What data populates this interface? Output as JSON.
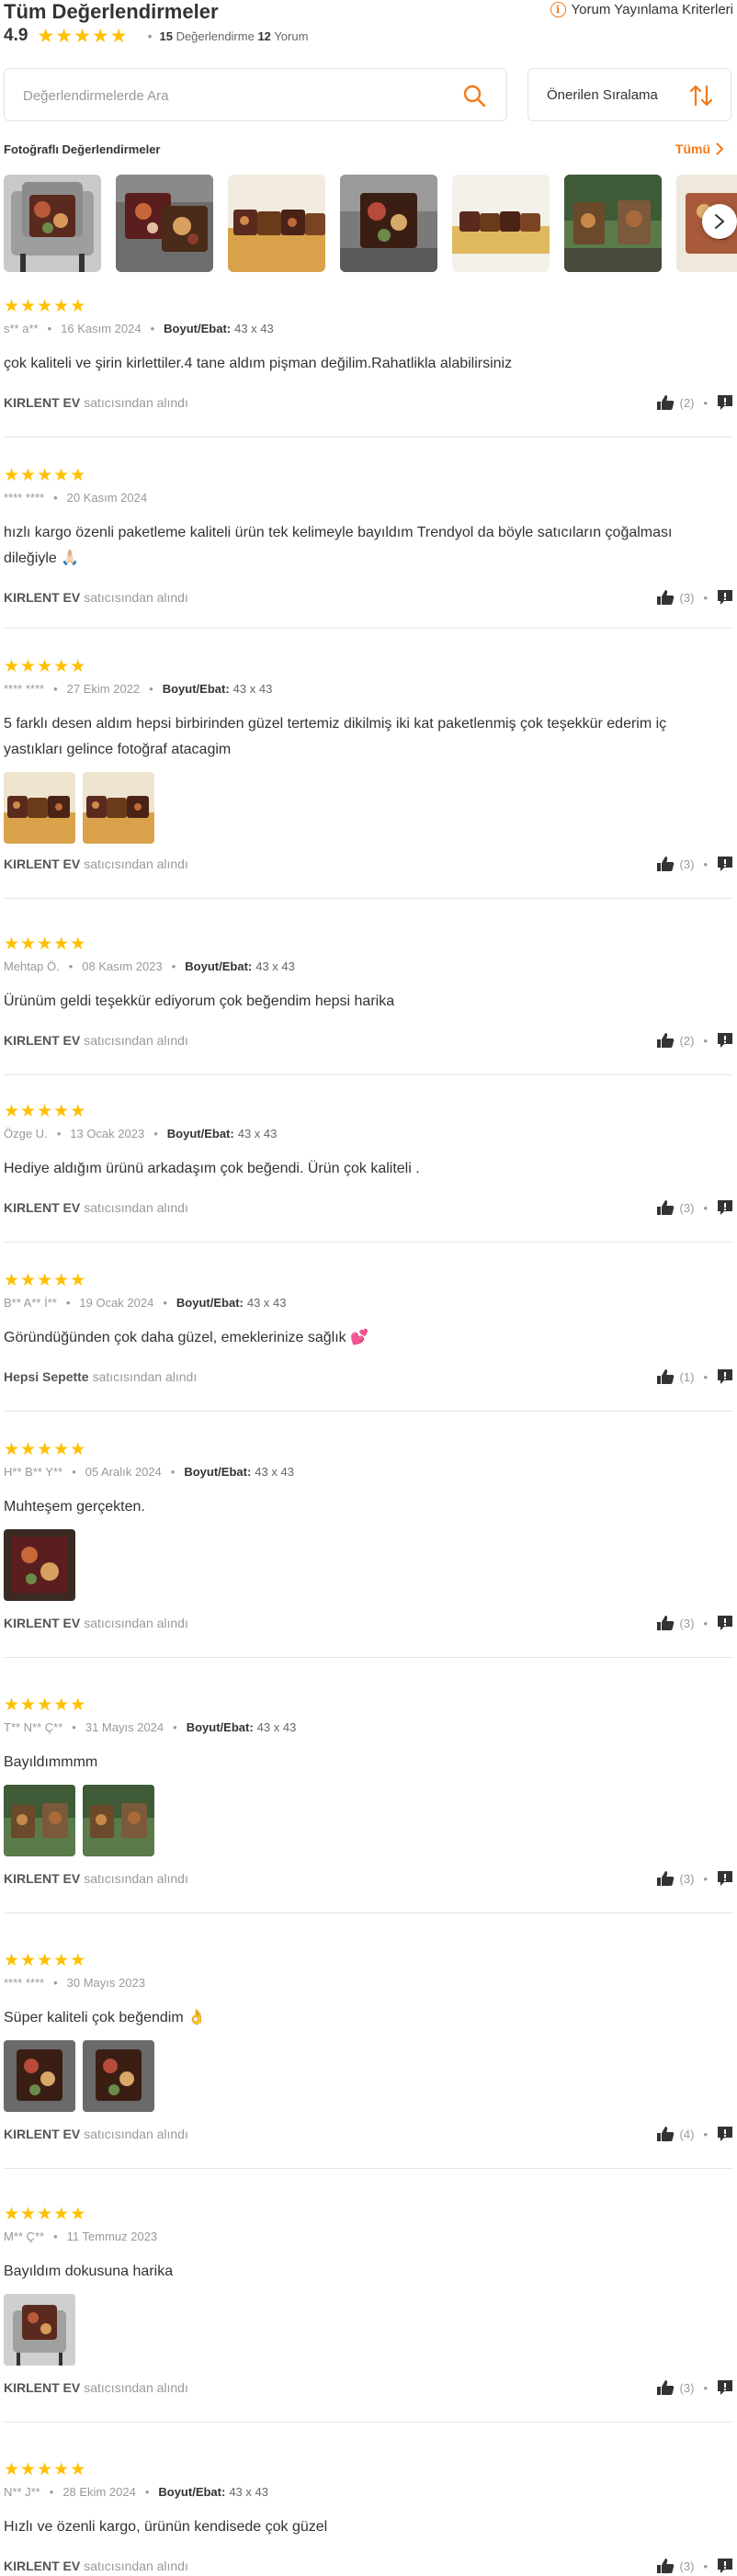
{
  "header": {
    "title": "Tüm Değerlendirmeler",
    "criteria_label": "Yorum Yayınlama Kriterleri",
    "rating": "4.9",
    "review_count": "15",
    "review_count_label": "Değerlendirme",
    "comment_count": "12",
    "comment_count_label": "Yorum"
  },
  "search": {
    "placeholder": "Değerlendirmelerde Ara"
  },
  "sort": {
    "label": "Önerilen Sıralama"
  },
  "photo_reviews": {
    "title": "Fotoğraflı Değerlendirmeler",
    "all_label": "Tümü"
  },
  "colors": {
    "accent": "#f27a1a",
    "star": "#ffc000"
  },
  "size_key": "Boyut/Ebat:",
  "seller_suffix": "satıcısından alındı",
  "reviews": [
    {
      "stars": 5,
      "user": "s** a**",
      "date": "16 Kasım 2024",
      "size": "43 x 43",
      "comment": "çok kaliteli ve şirin kirlettiler.4 tane aldım pişman değilim.Rahatlikla alabilirsiniz",
      "seller": "KIRLENT EV",
      "likes": "(2)",
      "photos": 0
    },
    {
      "stars": 5,
      "user": "**** ****",
      "date": "20 Kasım 2024",
      "size": "",
      "comment": "hızlı kargo özenli paketleme kaliteli ürün tek kelimeyle bayıldım Trendyol da böyle satıcıların çoğalması dileğiyle 🙏🏻",
      "seller": "KIRLENT EV",
      "likes": "(3)",
      "photos": 0
    },
    {
      "stars": 5,
      "user": "**** ****",
      "date": "27 Ekim 2022",
      "size": "43 x 43",
      "comment": "5 farklı desen aldım hepsi birbirinden güzel tertemiz dikilmiş iki kat paketlenmiş çok teşekkür ederim iç yastıkları gelince fotoğraf atacagim",
      "seller": "KIRLENT EV",
      "likes": "(3)",
      "photos": 2
    },
    {
      "stars": 5,
      "user": "Mehtap Ö.",
      "date": "08 Kasım 2023",
      "size": "43 x 43",
      "comment": "Ürünüm geldi teşekkür ediyorum çok beğendim hepsi harika",
      "seller": "KIRLENT EV",
      "likes": "(2)",
      "photos": 0
    },
    {
      "stars": 5,
      "user": "Özge U.",
      "date": "13 Ocak 2023",
      "size": "43 x 43",
      "comment": "Hediye aldığım ürünü arkadaşım çok beğendi. Ürün çok kaliteli .",
      "seller": "KIRLENT EV",
      "likes": "(3)",
      "photos": 0
    },
    {
      "stars": 5,
      "user": "B** A** İ**",
      "date": "19 Ocak 2024",
      "size": "43 x 43",
      "comment": "Göründüğünden çok daha güzel, emeklerinize sağlık 💕",
      "seller": "Hepsi Sepette",
      "likes": "(1)",
      "photos": 0
    },
    {
      "stars": 5,
      "user": "H** B** Y**",
      "date": "05 Aralık 2024",
      "size": "43 x 43",
      "comment": "Muhteşem gerçekten.",
      "seller": "KIRLENT EV",
      "likes": "(3)",
      "photos": 1
    },
    {
      "stars": 5,
      "user": "T** N** Ç**",
      "date": "31 Mayıs 2024",
      "size": "43 x 43",
      "comment": "Bayıldımmmm",
      "seller": "KIRLENT EV",
      "likes": "(3)",
      "photos": 2
    },
    {
      "stars": 5,
      "user": "**** ****",
      "date": "30 Mayıs 2023",
      "size": "",
      "comment": "Süper kaliteli çok beğendim 👌",
      "seller": "KIRLENT EV",
      "likes": "(4)",
      "photos": 2
    },
    {
      "stars": 5,
      "user": "M** Ç**",
      "date": "11 Temmuz 2023",
      "size": "",
      "comment": "Bayıldım dokusuna harika",
      "seller": "KIRLENT EV",
      "likes": "(3)",
      "photos": 1
    },
    {
      "stars": 5,
      "user": "N** J**",
      "date": "28 Ekim 2024",
      "size": "43 x 43",
      "comment": "Hızlı ve özenli kargo, ürünün kendisede çok güzel",
      "seller": "KIRLENT EV",
      "likes": "(3)",
      "photos": 0
    }
  ]
}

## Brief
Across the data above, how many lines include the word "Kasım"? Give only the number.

## Answer for the task
3